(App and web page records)
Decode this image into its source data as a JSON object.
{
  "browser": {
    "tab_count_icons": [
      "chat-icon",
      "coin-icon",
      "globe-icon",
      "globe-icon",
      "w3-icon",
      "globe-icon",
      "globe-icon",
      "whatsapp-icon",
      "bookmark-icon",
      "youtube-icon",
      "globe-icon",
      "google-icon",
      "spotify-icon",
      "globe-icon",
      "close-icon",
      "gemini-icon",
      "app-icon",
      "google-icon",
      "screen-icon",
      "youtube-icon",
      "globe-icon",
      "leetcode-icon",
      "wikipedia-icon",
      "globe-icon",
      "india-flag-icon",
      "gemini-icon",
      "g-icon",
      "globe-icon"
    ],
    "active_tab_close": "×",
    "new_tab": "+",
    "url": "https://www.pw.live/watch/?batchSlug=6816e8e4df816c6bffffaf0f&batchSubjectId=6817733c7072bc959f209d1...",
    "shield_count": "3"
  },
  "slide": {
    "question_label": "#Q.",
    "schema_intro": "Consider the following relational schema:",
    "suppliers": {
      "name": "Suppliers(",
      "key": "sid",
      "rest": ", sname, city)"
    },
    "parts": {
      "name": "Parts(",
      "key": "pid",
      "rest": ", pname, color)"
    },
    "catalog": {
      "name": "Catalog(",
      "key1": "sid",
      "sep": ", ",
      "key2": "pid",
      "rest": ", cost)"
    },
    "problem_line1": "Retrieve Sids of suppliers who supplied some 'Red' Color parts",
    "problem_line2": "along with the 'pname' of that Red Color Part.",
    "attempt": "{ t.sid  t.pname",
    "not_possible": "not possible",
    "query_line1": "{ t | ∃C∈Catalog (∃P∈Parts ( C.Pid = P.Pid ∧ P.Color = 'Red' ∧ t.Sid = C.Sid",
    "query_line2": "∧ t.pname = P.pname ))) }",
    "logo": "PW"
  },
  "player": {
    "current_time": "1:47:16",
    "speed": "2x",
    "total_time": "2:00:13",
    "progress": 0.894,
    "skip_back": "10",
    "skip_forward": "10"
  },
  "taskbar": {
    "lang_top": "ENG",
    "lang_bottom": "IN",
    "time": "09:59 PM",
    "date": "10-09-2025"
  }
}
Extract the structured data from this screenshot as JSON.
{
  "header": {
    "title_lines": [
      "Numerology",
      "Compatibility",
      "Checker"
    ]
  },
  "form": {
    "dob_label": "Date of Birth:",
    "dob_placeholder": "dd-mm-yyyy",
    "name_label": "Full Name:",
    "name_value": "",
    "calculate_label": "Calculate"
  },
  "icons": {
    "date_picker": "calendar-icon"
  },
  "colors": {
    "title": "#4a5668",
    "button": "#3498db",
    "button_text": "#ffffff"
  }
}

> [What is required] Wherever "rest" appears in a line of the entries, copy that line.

> [Written solution]
      "rest": ", sname, city)"
      "rest": ", pname, color)"
      "rest": ", cost)"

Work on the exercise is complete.